Medieval Western eschatology was built on the basis of Holy Scripture and has undergone significant changes over the centuries. The witness of the first Christians shows that the advent of the Parousia, the object of their hope, is first of all envisaged by believers as the hope of inner and spiritual liberation, but also as an exterior and historical one.
The dissociation of these two aspects could induce, over the course of the development of the eschatological discourse, attempting to reduce their relationship to that of a logical relationship, supposed to allow them to be deduced from one of the other. It is in this way that eschatology was able to generate a teleology and that the discourse of theology was able to give way to a set of philosophemes bearing on “the end of History”.

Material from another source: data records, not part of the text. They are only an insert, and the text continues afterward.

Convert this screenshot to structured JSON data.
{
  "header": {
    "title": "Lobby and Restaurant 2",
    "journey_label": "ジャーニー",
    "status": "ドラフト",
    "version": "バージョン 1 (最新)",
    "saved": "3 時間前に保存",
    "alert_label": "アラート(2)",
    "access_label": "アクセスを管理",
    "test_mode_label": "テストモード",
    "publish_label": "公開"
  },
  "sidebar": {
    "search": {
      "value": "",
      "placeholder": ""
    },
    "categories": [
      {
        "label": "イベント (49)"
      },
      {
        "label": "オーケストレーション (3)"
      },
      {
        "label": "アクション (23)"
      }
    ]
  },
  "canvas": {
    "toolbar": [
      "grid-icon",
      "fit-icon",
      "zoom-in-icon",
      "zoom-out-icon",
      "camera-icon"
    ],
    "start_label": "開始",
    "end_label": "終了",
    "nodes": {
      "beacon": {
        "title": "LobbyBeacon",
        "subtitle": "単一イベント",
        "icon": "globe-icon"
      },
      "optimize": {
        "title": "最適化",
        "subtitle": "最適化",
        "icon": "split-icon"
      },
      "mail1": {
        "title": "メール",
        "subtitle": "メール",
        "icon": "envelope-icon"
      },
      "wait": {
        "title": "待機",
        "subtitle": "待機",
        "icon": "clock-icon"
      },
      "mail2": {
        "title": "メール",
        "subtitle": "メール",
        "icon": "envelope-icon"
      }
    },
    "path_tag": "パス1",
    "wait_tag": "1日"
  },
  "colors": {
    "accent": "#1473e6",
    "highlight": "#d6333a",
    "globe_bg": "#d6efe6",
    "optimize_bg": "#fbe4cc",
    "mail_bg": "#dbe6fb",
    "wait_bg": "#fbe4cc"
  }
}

The contributions brought together in this collective work aim at examining the historical stages of this mutation of the eschatological discourse, according to various thematic approaches (theology, history of the Church, history of art, philosophy, etc.), seeking to shed light on the turn taken in the Renaissance and the question of the emergence of modernity.